(Records excerpted from a collection)
-- Opening Marker --

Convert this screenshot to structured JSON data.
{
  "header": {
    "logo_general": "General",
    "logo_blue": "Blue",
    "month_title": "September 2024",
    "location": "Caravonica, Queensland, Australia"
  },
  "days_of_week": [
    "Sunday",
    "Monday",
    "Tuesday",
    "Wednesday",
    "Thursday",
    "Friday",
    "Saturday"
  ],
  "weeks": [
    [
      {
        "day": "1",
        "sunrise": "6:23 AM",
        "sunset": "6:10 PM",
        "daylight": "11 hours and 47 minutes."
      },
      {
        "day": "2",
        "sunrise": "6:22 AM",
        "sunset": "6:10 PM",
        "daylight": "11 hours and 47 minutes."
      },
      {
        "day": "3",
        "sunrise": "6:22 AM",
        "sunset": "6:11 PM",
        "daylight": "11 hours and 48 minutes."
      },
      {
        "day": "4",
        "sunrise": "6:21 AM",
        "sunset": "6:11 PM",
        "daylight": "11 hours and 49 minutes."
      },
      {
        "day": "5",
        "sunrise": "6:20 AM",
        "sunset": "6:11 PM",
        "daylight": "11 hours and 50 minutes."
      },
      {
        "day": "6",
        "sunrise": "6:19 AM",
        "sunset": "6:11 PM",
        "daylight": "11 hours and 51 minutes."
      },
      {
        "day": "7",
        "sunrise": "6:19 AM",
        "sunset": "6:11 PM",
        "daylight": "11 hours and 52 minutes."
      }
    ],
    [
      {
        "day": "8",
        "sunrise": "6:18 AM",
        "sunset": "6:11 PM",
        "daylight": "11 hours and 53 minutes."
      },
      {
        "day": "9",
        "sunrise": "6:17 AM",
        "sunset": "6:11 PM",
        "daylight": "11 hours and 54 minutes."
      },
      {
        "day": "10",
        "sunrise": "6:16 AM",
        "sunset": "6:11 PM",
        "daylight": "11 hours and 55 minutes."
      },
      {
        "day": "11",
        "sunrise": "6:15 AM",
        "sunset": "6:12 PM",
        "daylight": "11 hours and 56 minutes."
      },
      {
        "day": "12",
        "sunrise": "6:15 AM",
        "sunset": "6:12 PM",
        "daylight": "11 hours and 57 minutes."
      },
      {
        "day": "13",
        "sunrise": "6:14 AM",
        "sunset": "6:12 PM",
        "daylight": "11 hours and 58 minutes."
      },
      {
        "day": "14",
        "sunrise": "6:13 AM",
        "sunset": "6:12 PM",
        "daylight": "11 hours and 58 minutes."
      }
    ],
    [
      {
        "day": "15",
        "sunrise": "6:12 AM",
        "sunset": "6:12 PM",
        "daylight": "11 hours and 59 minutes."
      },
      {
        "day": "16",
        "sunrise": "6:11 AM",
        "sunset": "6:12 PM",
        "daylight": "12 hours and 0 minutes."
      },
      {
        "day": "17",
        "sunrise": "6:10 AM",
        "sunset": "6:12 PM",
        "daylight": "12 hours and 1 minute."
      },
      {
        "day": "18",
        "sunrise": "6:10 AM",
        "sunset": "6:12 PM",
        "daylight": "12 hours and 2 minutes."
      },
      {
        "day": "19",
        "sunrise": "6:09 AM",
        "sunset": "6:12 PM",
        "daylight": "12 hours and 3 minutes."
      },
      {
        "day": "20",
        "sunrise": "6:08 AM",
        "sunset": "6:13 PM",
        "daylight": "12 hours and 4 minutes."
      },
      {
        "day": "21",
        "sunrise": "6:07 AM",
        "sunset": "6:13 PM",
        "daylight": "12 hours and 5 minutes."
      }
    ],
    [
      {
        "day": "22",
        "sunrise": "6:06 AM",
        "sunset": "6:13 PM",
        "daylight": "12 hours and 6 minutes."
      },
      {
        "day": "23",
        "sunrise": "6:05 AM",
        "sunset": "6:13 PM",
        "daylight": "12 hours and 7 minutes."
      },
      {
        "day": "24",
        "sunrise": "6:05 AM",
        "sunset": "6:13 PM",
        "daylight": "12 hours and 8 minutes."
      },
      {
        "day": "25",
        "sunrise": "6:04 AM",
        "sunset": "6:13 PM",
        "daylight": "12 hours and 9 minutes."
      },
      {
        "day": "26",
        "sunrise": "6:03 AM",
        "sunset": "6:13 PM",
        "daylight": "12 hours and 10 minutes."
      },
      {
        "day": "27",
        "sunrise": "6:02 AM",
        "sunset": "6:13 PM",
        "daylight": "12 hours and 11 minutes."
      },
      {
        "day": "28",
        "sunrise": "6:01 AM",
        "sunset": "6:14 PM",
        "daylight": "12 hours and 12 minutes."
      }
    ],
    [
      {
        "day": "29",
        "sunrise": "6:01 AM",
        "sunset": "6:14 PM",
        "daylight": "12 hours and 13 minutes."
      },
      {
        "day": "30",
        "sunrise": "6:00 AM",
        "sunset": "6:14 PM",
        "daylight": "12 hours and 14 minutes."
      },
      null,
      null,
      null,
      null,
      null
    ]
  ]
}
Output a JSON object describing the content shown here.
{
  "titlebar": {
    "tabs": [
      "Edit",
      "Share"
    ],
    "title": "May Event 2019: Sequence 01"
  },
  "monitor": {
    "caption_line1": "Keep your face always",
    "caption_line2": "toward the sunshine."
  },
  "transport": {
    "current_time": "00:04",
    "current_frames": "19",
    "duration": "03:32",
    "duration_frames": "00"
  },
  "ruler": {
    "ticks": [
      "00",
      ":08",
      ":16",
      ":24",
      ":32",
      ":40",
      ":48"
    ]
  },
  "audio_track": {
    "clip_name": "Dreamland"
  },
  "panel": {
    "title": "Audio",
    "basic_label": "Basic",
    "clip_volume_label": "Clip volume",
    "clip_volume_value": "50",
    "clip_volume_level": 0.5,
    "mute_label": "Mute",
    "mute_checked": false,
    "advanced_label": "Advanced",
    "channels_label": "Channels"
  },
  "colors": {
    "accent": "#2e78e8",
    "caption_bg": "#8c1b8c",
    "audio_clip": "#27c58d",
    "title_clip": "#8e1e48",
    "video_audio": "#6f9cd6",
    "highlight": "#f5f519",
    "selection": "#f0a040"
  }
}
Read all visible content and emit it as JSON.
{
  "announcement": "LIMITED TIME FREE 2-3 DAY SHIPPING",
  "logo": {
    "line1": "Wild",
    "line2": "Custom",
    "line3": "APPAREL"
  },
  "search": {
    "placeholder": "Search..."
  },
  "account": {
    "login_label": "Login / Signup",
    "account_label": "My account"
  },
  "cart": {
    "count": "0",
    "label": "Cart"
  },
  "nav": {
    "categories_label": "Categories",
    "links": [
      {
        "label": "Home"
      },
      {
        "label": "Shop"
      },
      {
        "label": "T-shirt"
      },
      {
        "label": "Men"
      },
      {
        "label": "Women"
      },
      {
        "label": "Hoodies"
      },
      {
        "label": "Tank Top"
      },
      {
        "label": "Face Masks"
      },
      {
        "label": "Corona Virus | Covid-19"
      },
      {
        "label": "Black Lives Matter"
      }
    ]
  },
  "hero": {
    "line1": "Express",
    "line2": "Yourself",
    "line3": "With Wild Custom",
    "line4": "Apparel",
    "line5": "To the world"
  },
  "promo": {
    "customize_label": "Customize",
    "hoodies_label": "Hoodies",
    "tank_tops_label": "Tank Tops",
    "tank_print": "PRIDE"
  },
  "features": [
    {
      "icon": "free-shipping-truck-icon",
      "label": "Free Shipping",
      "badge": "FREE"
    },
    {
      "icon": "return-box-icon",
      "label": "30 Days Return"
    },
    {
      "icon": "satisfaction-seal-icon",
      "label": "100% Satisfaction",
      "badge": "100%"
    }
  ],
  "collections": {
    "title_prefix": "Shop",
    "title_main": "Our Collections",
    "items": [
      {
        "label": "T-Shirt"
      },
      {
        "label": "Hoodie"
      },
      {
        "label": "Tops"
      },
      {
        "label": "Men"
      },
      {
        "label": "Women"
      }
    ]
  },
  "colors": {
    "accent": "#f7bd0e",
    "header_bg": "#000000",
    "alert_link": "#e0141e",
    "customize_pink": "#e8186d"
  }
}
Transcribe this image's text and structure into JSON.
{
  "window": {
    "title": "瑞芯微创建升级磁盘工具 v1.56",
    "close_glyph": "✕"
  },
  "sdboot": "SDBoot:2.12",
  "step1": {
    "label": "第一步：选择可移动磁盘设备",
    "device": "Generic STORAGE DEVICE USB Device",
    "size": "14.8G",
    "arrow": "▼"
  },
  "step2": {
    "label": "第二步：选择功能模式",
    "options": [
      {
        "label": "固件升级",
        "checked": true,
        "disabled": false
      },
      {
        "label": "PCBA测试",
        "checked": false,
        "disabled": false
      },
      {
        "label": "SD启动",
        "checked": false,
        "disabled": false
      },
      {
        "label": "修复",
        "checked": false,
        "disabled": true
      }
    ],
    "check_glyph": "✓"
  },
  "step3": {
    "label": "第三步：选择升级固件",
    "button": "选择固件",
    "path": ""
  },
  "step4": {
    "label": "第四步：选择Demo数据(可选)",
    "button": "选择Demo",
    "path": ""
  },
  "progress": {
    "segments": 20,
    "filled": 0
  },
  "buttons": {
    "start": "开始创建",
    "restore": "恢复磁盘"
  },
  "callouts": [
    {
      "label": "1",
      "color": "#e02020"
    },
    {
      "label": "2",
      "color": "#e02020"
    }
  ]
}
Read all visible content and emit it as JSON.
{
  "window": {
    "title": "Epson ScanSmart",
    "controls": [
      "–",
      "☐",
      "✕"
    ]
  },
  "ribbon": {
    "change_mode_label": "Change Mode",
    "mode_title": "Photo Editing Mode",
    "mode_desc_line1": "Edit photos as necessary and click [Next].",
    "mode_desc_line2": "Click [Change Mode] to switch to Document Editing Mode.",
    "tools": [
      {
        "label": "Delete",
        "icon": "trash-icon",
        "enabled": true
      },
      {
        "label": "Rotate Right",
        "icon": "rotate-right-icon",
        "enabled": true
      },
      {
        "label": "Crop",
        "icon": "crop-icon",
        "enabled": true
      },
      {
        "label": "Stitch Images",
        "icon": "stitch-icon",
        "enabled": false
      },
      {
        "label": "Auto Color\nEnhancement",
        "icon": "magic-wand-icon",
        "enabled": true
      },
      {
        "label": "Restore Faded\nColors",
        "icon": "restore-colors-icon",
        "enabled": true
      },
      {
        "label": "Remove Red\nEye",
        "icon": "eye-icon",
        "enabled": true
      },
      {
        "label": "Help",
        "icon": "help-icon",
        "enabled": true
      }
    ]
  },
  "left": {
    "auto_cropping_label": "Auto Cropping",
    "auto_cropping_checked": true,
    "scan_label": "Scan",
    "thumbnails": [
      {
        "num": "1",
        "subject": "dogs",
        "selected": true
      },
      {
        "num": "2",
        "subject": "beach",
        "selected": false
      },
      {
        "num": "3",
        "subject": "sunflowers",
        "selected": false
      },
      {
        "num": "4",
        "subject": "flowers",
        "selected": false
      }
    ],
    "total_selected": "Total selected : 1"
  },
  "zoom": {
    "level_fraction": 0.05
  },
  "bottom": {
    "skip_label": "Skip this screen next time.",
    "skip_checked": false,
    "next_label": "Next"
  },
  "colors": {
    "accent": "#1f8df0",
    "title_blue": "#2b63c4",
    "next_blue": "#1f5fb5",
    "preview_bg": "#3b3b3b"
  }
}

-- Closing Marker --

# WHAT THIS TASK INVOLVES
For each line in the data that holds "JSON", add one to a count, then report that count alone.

# YOUR RESPONSE
5